When deciding if you will go camping, there are three major public players to consider: state parks, county park campgrounds and national forests, along with a fourth option, private campgrounds. The situation is different for each.
Some counties, such as Jackson and Oneida, have closed their parks entirely (until May 14th for Jackson and May 16th for Oneida). Others, like Marquette and Green Lake have partially opened or will soon open for seasonal campers and campers who can provide their own bathroom facilities.
Private campgrounds within these counties have also begun the process of opening on an individual basis, while instituting social distancing restrictions.
In Wisconsin, there’s only one national forest system, Chequamegon-Nicolet National Forest up north. Camping there is closed indefinitely, but their trails re-open on May 8th.
Wisconsin state parks are also closed for camping until the safer-at-home order lifts on May 26th, but they have re-opened for outdoor activity. If you plan on visiting a state park, you need an annual pass. No day passes can be obtained, and you can’t pay at the post, which means you have to purchase your pass in advance to gain admittance.

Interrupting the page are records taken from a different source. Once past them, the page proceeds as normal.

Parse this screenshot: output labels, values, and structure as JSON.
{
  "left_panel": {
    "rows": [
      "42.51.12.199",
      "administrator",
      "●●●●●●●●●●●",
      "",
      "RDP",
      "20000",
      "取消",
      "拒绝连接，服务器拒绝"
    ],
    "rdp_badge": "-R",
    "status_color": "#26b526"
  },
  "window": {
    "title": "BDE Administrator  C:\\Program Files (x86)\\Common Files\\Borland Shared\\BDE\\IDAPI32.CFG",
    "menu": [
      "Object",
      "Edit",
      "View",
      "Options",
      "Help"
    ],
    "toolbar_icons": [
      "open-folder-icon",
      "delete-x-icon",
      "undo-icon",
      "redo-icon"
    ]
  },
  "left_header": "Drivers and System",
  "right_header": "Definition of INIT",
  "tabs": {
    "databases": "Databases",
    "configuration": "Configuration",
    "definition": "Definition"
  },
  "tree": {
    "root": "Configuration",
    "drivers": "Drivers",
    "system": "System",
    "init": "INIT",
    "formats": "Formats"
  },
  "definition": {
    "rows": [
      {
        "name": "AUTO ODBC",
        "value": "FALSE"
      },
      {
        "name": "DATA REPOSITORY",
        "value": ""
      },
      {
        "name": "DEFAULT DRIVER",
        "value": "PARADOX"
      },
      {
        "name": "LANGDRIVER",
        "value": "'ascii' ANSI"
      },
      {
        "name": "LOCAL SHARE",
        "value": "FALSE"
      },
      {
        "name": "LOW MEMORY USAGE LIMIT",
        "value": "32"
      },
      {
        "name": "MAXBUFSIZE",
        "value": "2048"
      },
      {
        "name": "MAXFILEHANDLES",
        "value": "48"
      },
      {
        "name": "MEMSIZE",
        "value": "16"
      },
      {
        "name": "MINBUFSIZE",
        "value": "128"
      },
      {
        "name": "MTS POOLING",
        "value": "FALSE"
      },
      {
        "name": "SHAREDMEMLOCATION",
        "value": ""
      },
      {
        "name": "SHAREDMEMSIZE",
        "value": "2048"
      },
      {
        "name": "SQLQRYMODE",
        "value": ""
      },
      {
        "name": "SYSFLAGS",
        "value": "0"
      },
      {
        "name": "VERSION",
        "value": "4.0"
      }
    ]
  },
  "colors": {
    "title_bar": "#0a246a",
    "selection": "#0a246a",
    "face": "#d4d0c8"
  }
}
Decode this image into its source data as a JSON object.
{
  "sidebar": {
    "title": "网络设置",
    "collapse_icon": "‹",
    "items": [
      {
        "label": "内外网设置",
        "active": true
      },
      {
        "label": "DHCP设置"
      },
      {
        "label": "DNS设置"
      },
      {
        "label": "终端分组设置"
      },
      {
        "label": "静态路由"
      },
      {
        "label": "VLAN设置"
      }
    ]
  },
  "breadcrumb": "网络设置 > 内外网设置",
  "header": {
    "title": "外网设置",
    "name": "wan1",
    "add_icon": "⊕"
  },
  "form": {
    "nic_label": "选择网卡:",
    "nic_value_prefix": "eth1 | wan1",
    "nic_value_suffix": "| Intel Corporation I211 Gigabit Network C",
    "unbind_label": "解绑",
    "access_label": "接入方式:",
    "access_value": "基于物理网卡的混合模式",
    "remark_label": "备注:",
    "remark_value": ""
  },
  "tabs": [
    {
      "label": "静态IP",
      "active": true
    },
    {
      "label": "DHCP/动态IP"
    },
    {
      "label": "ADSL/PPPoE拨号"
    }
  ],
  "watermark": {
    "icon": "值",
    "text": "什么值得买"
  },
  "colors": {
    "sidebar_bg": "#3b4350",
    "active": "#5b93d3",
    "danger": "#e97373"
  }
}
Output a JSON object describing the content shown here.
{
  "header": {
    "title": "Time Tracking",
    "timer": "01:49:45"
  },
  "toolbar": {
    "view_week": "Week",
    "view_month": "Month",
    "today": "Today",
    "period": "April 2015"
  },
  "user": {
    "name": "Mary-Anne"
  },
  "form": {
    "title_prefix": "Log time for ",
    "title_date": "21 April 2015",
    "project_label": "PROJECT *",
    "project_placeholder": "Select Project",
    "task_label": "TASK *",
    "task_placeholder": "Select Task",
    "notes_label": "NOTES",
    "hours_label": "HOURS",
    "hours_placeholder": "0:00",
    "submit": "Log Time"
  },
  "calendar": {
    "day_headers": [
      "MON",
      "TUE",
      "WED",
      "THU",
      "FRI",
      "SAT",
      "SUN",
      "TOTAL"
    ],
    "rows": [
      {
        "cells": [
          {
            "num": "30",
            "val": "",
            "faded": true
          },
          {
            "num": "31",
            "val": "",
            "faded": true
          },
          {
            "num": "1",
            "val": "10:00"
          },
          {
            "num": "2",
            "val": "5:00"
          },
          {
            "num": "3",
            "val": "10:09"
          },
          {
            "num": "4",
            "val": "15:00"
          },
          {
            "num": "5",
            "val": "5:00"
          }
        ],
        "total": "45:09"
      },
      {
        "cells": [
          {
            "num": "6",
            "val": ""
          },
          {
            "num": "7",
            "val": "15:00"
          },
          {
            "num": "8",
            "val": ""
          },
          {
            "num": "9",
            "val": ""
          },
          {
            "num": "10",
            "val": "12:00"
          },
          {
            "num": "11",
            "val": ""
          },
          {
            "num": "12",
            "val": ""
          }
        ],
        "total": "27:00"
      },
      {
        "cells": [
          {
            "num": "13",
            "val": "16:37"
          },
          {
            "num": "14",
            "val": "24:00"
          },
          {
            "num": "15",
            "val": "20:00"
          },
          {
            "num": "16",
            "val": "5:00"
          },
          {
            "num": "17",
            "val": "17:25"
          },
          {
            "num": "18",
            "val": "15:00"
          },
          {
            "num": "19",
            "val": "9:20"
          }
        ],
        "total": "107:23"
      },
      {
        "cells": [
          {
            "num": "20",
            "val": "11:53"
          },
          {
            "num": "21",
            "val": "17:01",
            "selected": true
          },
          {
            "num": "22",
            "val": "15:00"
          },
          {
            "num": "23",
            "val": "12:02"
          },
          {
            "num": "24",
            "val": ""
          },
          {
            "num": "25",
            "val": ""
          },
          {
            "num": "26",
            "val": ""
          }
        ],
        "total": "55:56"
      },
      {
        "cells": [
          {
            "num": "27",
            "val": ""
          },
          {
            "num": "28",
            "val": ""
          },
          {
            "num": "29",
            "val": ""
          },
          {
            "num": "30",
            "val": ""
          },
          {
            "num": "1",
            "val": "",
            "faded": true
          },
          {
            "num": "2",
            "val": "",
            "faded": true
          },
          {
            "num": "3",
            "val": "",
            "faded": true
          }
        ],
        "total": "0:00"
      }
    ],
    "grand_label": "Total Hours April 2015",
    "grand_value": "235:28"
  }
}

Bathrooms and shelters are still closed at state parks, and the parks are not fully staffed. This means that following The Seven Principles of Leave No Trace is more crucial than ever, with limited workers to take care of the land. It also means, you’ll definitely want a plan in place to avoid an unwanted call of nature.
The lifting of total closures doesn’t mean a lifting of social distancing and other pandemic guidelines. While outside, it is still important to maintain six feet distance from anyone who is not from your household.
“This is where we see a lot of land management agencies going, this idea of restricting group size after they lift restrictions on camping and travel,” Heil says, also noting that future campers can, “look out for other [campers] following suit with restricting group size to 10 or less after this.”
If this all feels overwhelming, here are a few steps for how to safely use park facilities:
- Expect closures and have a backup plan if you get to a trail or area that’s overcrowded.
- Bring a mask. If you end up within six feet of people, wear your mask, per CDC guidelines.
- Avoid places of high use. Go to places with wide trails. Locally, this would be Whitnall Park, Brown Deer Park, Estabrook Park.
- Check park websites before going, such as the find a park tool on the Milwaukee County website. Ensure the park you want to use is open and check what restrictions and facility closures are in place (such as no bathrooms!)
- Go during slow times of use: early morning, during the week instead of the weekend, etc. Besides avoiding overcrowding, this also relieves the burden on potentially understaffed parks.
- Engage in sports and activities where you can socially distance, such as hiking, running, biking, kayaking, canoeing, and fishing.
- Keep pets on a leash to limit contact with other people and their pets.
- Pack your trash and ensure you leave no trace, in order to preserve trails and public spaces.